Parmelee was piloting an airplane at an air show in Yakima, Washington, on June 1, 1912, at altitudes variously described from 400 to 2,000 feet (120 to 610 m). Air turbulence caused him to crash, killing him instantly. He was buried in East Plains Cemetery in Clinton County, Michigan.
Parmelee appeared in an early silent film A Dash Through the Clouds directed by Mack Sennett and starring Mabel Normand. In the film Parmelee plays a pilot called 'Slim' and flies Mabel around in his Wright B aeroplane. Parmelee completed this film and it was released two weeks after his death on June 24, 1912.
- "Aviator Parmelee Plunges to Death. Caught by Treacherous Gust of Wind While Giving Exhibition Flight in Washington State". New York Times. June 2, 1912. Retrieved 2007-07-21.
Philip Parmelee, the aviator, was killed here today while giving an exhibition flight from the fair grounds. Parmalee was the flying partner of Clifford Turpin, whose airship flew into the grandstand at Seattle Thursday, killing two persons and injuring fifteen.

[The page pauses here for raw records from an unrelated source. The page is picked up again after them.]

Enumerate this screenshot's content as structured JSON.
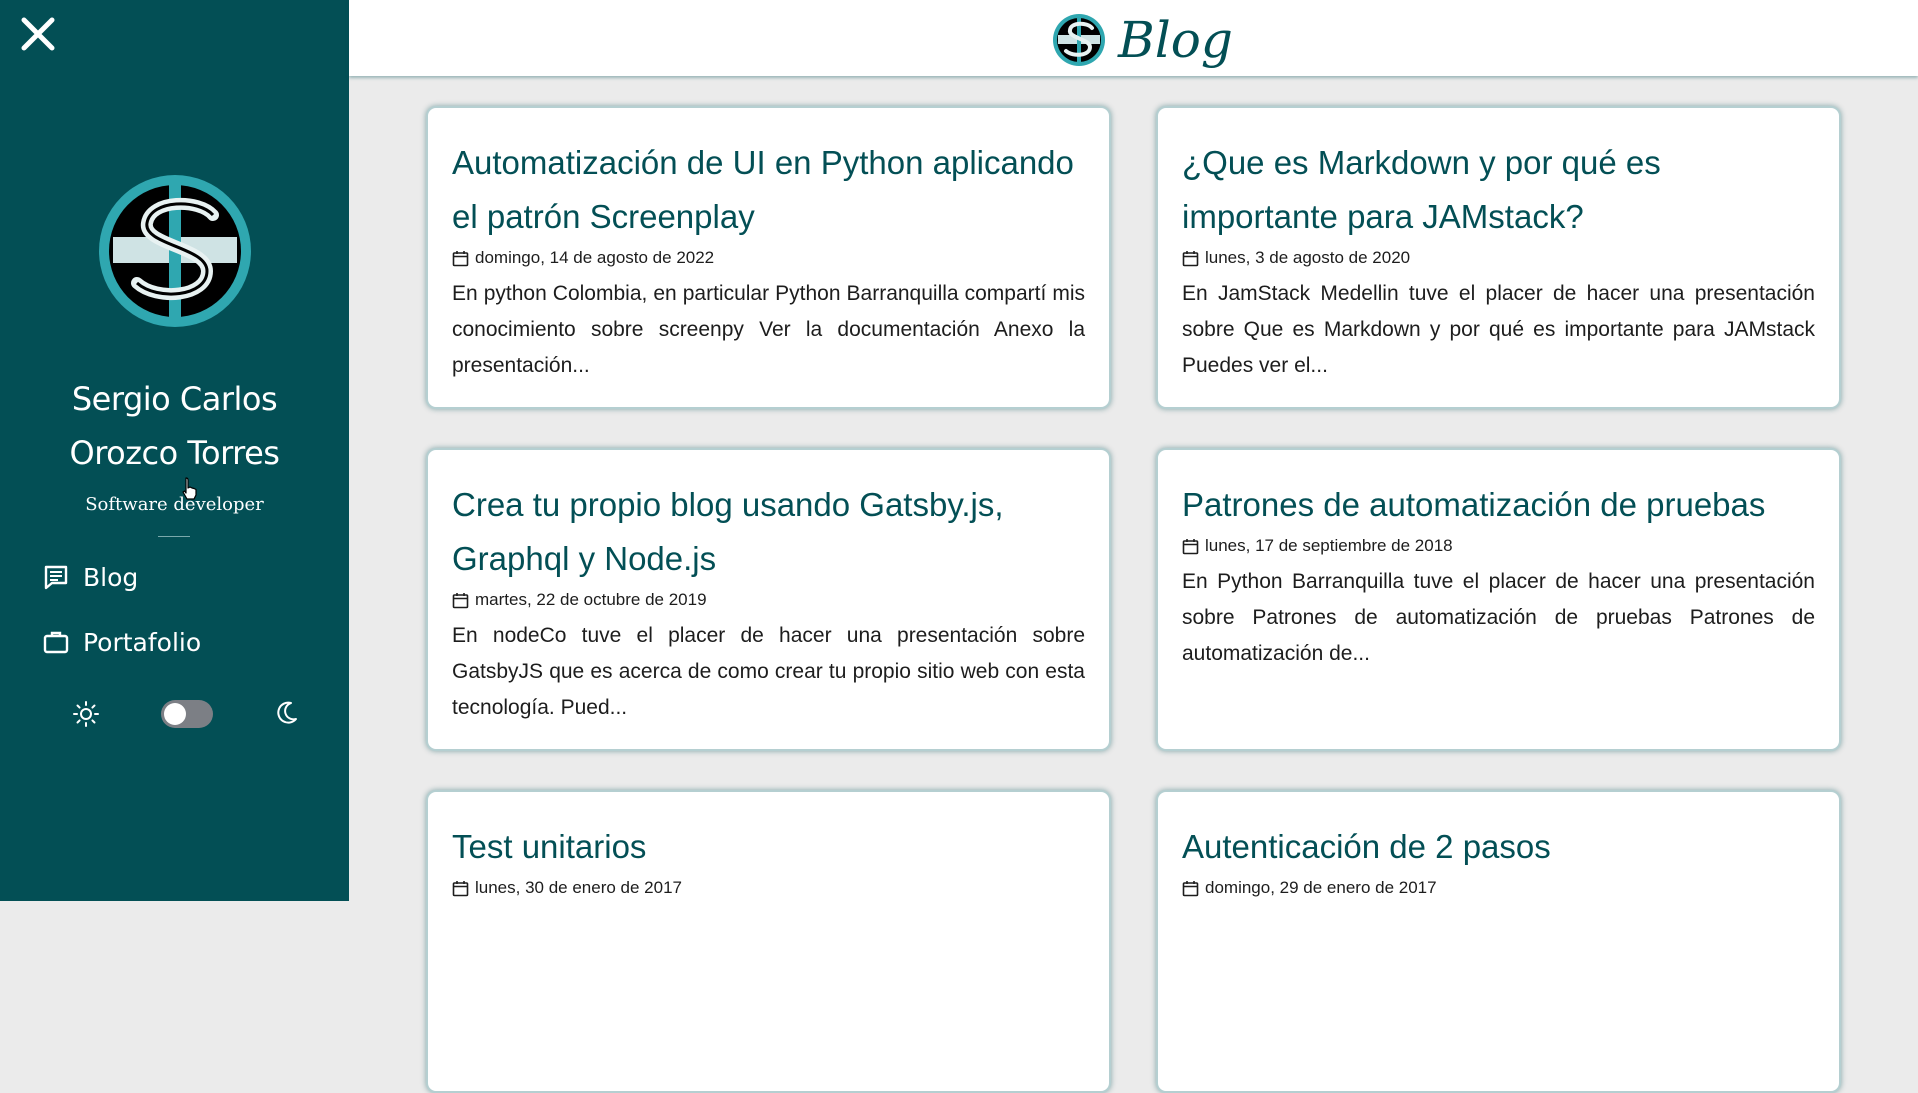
{
  "profile": {
    "name": "Sergio Carlos Orozco Torres",
    "role": "Software developer"
  },
  "nav": {
    "blog_label": "Blog",
    "portfolio_label": "Portafolio"
  },
  "theme_toggle": {
    "dark_mode": false
  },
  "header": {
    "title": "Blog"
  },
  "colors": {
    "primary": "#034f55",
    "accent": "#2fa7b0",
    "background": "#ebebeb"
  },
  "posts": [
    {
      "title": "Automatización de UI en Python aplicando el patrón Screenplay",
      "date": "domingo, 14 de agosto de 2022",
      "excerpt": "En python Colombia, en particular Python Barranquilla compartí mis conocimiento sobre screenpy Ver la documentación Anexo la presentación..."
    },
    {
      "title": "¿Que es Markdown y por qué es importante para JAMstack?",
      "date": "lunes, 3 de agosto de 2020",
      "excerpt": "En JamStack Medellin tuve el placer de hacer una presentación sobre Que es Markdown y por qué es importante para JAMstack Puedes ver el..."
    },
    {
      "title": "Crea tu propio blog usando Gatsby.js, Graphql y Node.js",
      "date": "martes, 22 de octubre de 2019",
      "excerpt": "En nodeCo tuve el placer de hacer una presentación sobre GatsbyJS que es acerca de como crear tu propio sitio web con esta tecnología. Pued..."
    },
    {
      "title": "Patrones de automatización de pruebas",
      "date": "lunes, 17 de septiembre de 2018",
      "excerpt": "En Python Barranquilla tuve el placer de hacer una presentación sobre Patrones de automatización de pruebas Patrones de automatización de..."
    },
    {
      "title": "Test unitarios",
      "date": "lunes, 30 de enero de 2017",
      "excerpt": ""
    },
    {
      "title": "Autenticación de 2 pasos",
      "date": "domingo, 29 de enero de 2017",
      "excerpt": ""
    }
  ]
}
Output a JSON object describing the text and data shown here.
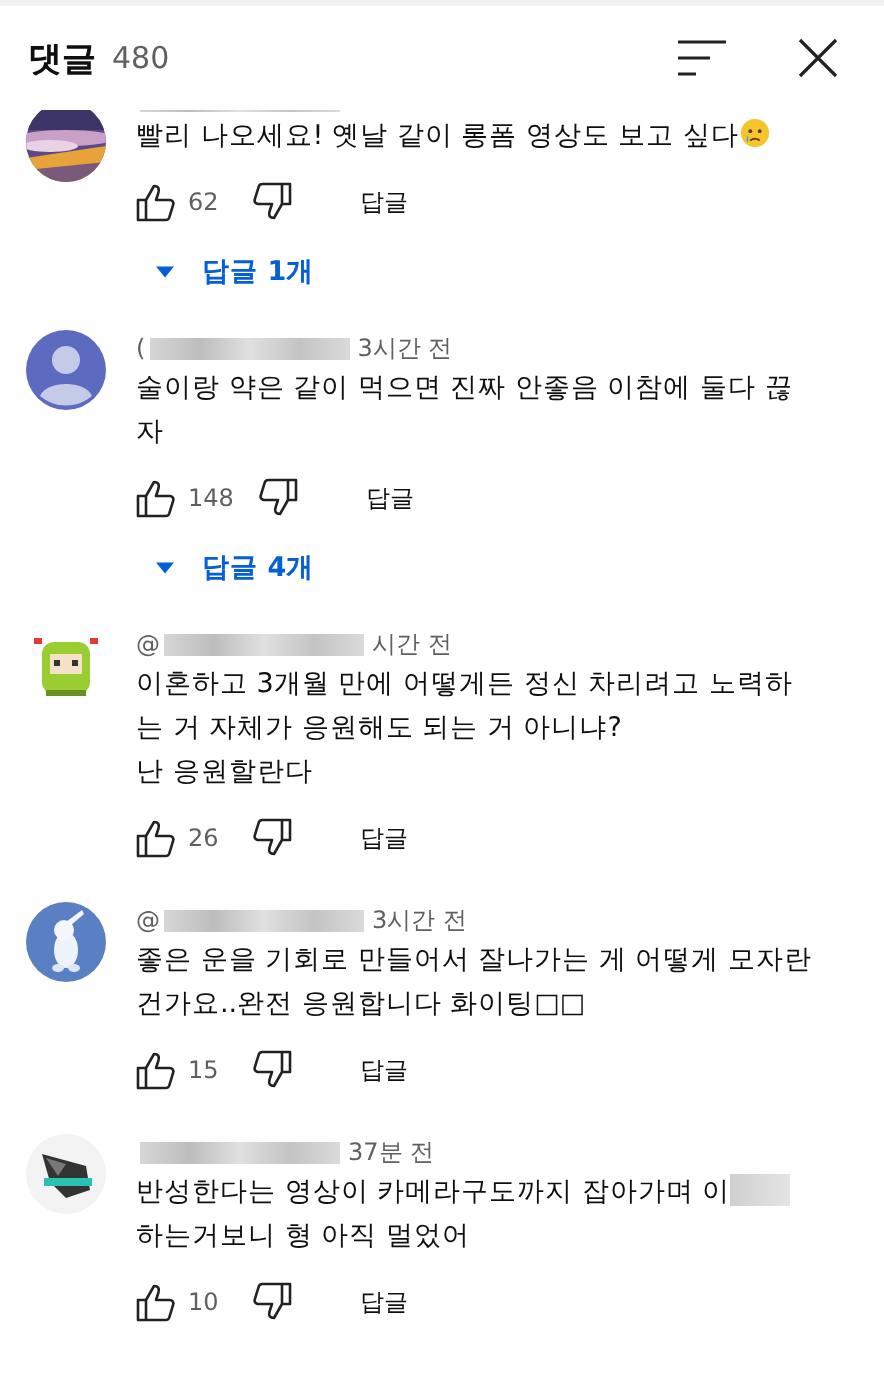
{
  "header": {
    "title": "댓글",
    "count": "480"
  },
  "comments": [
    {
      "avatar": {
        "kind": "sunset"
      },
      "body": [
        {
          "kind": "text",
          "text": "빨리 나오세요! 옛날 같이 롱폼 영상도 보고 싶다"
        },
        {
          "kind": "emoji"
        }
      ],
      "likes": "62",
      "reply": "답글",
      "replies": "답글 1개"
    },
    {
      "avatar": {
        "kind": "default"
      },
      "name_prefix": "(",
      "time": "3시간 전",
      "body": [
        {
          "kind": "text",
          "text": "술이랑 약은 같이 먹으면 진짜 안좋음 이참에 둘다 끊자"
        }
      ],
      "likes": "148",
      "reply": "답글",
      "replies": "답글 4개"
    },
    {
      "avatar": {
        "kind": "pixel"
      },
      "name_prefix": "@",
      "time": "시간 전",
      "body": [
        {
          "kind": "text",
          "text": "이혼하고 3개월 만에 어떻게든 정신 차리려고 노력하는 거 자체가 응원해도 되는 거 아니냐?\n난 응원할란다"
        }
      ],
      "likes": "26",
      "reply": "답글"
    },
    {
      "avatar": {
        "kind": "rabbit"
      },
      "name_prefix": "@",
      "time": "3시간 전",
      "body": [
        {
          "kind": "text",
          "text": "좋은 운을 기회로 만들어서 잘나가는 게 어떻게 모자란 건가요..완전 응원합니다 화이팅□□"
        }
      ],
      "likes": "15",
      "reply": "답글"
    },
    {
      "avatar": {
        "kind": "wolf"
      },
      "time": "37분 전",
      "body": [
        {
          "kind": "text",
          "text": "반성한다는 영상이 카메라구도까지 잡아가며 이"
        },
        {
          "kind": "blur"
        },
        {
          "kind": "text",
          "text": "하는거보니 형 아직 멀었어"
        }
      ],
      "likes": "10",
      "reply": "답글"
    }
  ]
}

- "Parmalee is Killed". Los Angeles Times. June 2, 1912. Retrieved 2009-08-04.
Aviation Star Has Fatal Fall. Graduate of Wright School Meets His Death at North Yakima, Wash. Biplane in High Wind Flutters and Dives from Four Hundred Feet. His Fiancee Is Among First to Reach Crushed Body of Fallen Birdman. Gives Life as Toll to Aerial Navigation.
- Ashlee, Laura Rose, ed. (2005). Traveling Through Time – A Guide to Michigan's Historical Markers. Ann Arbor, Michigan: University of Michigan Press. p. 97. ISBN 0-472-03066-3.